ILLINOIS (WCIA) -- Republican Governor Bruce Rauner sipped chocolate milk from a glass on stage during a Black History Month celebration event in Chicago on Wednesday to showcase his support for diversity in corporate America.
"It's really, really good," Rauner proclaimed, punctuating the demonstration with an awkward toast "To diversity." The illustration was the brain child of Tyronne Stoudemire, a Vice President at the Hyatt Corporation.
Stoudemire enlisted the governor's help in holding a glass while he poured white milk into it, a visual aid intended to depict the white men in corporate America.
"If you look at any corporate website, and look at the leadership team, you see all white men, a few white women and just maybe an Asian in technology," Stoudemire told the crowd.
As the chocolate syrup quickly settled at the bottom of the glass, Stoudemire said it was symbolic of the struggles minorities face trying to climb the corporate ladder.
"It’s not that organizations are not diverse," he said, "but when you look at most organizations, diversity sits at the bottom of the organization. You don’t get inclusion until you actually stir it up."
Achieving diversity and inclusion in state government has proven harder than stirring a glass of chocolate milk for the first term governor. In May of last year, Rauner policy advisor Jimmy Odom submitted a stinging resignation letter citing frustrations with the administration on that precise issue.
WCIA obtained a copy of the resignation letter under the Freedom of Information Act.
Odom, who was tasked with improving relations and expanding business opportunities for minority contractors, wrote to his boss at Central Management Services that "needs of the minority business programming for the state isn't important to the administration."
Rauner spokeswoman Rachel Bold responded in an email that "Governor Rauner and this administration are firmly committed to diversity, inclusion and providing opportunities to minority business owners."
In a phone call, Odom says he harbors no ill will toward Rauner personally, but rather grew disenfranchised with what he described as general apathy and inefficiencies in state government. When a sensible solution presented itself, he said political opposition would routinely interfere to deny the other party a political victory. He described the challenges as petty differences born out of little more than spite.
"We want to say we're an inclusive state, but we're not. The numbers don't show it," Odom said. "I don't feel like they really care. Democrats, Republicans, none of them. It's their party. It's their agenda. It's nauseauting."

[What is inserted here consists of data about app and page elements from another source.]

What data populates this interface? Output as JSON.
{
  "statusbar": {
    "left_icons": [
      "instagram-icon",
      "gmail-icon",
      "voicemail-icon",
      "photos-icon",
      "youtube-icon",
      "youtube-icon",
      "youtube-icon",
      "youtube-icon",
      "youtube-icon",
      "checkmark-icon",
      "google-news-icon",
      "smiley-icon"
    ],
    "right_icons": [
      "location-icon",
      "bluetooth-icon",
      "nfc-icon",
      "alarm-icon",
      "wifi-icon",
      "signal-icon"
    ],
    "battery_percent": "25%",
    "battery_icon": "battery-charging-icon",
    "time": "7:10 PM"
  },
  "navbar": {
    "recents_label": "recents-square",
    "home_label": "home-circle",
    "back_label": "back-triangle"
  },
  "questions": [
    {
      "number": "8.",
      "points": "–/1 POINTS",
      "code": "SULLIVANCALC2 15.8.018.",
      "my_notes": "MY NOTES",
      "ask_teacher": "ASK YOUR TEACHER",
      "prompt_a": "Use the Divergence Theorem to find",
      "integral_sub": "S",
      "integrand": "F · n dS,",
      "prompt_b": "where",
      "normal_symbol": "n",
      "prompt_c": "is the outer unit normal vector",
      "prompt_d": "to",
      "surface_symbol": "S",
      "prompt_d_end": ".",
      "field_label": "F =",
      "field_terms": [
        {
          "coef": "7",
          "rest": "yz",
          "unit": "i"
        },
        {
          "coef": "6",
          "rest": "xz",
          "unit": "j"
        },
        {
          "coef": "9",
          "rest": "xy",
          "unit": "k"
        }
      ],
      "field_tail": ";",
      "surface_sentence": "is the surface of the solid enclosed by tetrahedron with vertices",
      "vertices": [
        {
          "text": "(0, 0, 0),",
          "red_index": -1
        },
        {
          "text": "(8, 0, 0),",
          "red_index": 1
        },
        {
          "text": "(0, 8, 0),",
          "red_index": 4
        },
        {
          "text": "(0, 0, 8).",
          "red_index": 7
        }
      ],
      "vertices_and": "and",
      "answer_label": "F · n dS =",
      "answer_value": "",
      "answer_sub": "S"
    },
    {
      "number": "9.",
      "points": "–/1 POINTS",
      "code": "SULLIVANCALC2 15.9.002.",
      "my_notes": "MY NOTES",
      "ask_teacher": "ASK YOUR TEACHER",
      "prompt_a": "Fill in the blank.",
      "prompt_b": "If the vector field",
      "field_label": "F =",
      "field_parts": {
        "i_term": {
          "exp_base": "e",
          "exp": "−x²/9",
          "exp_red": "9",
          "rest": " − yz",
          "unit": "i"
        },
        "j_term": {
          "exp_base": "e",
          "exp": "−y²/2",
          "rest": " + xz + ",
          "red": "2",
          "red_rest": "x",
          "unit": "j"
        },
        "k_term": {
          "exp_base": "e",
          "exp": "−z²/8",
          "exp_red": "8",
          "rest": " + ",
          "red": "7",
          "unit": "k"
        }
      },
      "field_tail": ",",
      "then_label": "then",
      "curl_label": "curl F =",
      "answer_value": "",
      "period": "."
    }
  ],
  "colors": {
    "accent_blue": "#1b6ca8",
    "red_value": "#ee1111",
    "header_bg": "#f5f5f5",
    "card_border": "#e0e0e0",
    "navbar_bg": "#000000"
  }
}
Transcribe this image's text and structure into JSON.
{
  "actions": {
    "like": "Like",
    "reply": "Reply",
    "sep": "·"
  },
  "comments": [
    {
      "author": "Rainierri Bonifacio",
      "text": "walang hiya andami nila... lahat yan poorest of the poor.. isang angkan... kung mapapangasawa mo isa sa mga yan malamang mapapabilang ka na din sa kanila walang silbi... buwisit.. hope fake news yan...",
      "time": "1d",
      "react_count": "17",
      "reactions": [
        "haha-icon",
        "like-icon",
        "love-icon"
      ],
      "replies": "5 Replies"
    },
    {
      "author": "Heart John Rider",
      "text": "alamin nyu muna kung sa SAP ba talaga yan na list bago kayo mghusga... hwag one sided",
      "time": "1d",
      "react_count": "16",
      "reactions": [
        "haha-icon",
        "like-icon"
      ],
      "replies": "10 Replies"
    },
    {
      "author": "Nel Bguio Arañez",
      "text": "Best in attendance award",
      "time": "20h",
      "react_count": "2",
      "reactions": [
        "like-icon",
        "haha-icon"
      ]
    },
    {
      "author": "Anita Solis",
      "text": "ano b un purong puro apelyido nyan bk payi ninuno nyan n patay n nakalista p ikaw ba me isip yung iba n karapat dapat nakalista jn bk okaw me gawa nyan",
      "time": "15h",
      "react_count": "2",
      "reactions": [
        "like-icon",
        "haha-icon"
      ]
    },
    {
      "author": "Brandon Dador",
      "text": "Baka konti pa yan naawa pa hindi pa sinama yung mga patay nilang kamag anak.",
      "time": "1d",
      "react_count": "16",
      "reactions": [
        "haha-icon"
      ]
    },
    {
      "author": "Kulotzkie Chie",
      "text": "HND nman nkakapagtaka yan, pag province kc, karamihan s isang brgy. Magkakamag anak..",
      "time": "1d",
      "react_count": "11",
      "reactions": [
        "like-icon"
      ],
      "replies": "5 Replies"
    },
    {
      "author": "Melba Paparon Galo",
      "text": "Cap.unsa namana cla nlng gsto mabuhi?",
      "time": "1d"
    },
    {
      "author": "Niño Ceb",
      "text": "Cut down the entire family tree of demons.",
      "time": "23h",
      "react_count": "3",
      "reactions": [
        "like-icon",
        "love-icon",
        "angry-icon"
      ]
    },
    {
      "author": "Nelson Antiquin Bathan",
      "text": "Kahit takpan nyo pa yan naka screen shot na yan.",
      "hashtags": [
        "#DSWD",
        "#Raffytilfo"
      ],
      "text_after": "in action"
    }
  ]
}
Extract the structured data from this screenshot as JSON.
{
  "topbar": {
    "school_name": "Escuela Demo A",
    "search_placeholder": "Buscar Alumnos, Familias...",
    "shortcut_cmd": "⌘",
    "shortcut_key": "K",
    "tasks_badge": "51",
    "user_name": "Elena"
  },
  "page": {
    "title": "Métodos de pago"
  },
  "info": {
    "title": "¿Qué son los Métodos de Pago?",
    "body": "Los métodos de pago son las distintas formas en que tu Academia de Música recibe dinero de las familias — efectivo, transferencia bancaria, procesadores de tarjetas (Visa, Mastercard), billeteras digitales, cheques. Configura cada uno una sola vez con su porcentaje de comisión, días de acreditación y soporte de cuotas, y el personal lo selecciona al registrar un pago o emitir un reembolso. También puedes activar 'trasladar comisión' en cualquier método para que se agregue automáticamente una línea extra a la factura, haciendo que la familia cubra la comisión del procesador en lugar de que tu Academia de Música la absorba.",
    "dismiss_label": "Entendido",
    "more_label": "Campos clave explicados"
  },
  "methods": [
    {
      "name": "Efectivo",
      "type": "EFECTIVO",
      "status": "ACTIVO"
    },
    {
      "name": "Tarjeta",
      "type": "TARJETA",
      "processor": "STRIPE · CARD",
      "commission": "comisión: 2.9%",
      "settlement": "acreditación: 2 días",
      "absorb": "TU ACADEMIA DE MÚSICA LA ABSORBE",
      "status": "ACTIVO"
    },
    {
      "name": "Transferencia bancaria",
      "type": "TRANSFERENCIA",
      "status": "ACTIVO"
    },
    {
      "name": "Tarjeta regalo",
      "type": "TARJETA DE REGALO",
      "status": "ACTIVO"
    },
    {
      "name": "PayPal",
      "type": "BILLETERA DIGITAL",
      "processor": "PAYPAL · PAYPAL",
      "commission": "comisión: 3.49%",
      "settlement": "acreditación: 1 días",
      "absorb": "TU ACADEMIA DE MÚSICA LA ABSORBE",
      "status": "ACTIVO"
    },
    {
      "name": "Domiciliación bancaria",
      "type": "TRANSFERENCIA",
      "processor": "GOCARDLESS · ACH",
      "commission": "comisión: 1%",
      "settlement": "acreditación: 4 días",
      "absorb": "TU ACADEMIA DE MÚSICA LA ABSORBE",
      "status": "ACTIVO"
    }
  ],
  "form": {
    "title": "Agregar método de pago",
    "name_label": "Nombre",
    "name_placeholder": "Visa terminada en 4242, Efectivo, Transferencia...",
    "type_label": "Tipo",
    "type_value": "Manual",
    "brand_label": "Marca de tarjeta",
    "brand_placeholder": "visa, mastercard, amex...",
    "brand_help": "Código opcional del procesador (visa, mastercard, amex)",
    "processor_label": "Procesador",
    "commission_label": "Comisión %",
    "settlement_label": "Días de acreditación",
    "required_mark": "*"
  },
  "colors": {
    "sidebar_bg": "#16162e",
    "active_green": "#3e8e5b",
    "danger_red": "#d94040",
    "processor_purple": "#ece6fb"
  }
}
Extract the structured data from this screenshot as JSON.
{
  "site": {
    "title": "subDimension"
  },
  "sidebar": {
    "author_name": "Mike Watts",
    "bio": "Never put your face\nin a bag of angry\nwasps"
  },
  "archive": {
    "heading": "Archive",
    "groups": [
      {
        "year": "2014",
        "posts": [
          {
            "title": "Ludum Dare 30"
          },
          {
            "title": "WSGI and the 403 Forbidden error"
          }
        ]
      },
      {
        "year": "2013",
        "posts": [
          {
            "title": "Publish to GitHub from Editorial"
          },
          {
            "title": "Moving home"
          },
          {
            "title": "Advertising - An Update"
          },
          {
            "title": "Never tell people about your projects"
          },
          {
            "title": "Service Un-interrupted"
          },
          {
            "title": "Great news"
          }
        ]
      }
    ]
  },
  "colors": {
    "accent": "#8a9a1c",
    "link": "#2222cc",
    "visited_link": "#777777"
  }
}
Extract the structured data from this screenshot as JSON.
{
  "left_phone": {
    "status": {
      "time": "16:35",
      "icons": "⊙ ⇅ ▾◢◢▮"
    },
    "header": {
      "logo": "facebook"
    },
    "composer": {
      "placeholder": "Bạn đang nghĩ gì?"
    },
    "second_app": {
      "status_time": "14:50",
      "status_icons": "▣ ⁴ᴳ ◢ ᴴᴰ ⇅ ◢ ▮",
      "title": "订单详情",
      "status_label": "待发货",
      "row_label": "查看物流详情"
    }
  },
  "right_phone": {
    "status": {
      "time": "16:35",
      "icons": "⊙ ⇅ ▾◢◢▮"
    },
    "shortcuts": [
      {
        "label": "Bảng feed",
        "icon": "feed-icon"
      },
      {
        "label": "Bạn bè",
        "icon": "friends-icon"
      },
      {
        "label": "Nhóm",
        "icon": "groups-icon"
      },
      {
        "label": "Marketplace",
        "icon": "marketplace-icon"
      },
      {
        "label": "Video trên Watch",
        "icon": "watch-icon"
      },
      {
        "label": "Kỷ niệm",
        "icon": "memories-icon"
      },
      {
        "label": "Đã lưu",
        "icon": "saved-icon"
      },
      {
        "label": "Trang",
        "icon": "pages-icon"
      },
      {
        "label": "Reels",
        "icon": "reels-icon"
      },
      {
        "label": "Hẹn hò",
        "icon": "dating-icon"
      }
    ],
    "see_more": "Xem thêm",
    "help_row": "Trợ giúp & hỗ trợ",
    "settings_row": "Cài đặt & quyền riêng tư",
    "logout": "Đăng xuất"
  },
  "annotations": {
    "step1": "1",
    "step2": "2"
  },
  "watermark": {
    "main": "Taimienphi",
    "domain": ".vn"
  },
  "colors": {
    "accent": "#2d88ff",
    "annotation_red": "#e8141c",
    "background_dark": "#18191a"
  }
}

Odom left the Rauner administration and took a role as Director of Inclusive Entrepreneurship for World Business Chicago. He also launched an upstart cryptocurrency company called Bit Capital Group. Before working in the Rauner administration, he launched WeDeliver, an online delivery service for local merchants.
Ironically, his business got an early assist from 1871, the tech incubator founded by one of Rauner's political challengers J.B. Pritzker who has had his own stumbles with race and politics.
Odom's company WeDeliver won a competition and received three months of three rent at the Merchandise Mart along with one-on-one mentorship with 1871 advisory board member Troy Henikoff.
"I don't believe I would've had the same trajectory if it weren't for the purposeful assemblance of people and stakeholders to make that happen," Odom said about his encounter with 1871. "Maybe I would've gotten here eventually, but I don't know if that [opportunity] wasn't here."
Launching a business in a competitive digital delivery arena was difficult enough on it's own, but Odom says he has experienced other more subtle challenges along the way too, hurdles he fears are based in discrimination or unconscious bias.
"If I was a white male, Chicago would be incredible for me to get capital," Odom said. "It's not." He says WeDeliver met the same fate as other minority led tech firms in Chicago when it got zero financial support. He sold that company to a larger competitor before taking the job in the Governor's administration.
He hopes to see more people commit to having the difficult conversations of addressing racial and economic inequities, in particular in the corporate corridors of finance and technology -- conversations that might have just become a bit easier to broach, even if it's at the expense of a goofy governor who toasts diversity with a glass of homemade chocolate milk.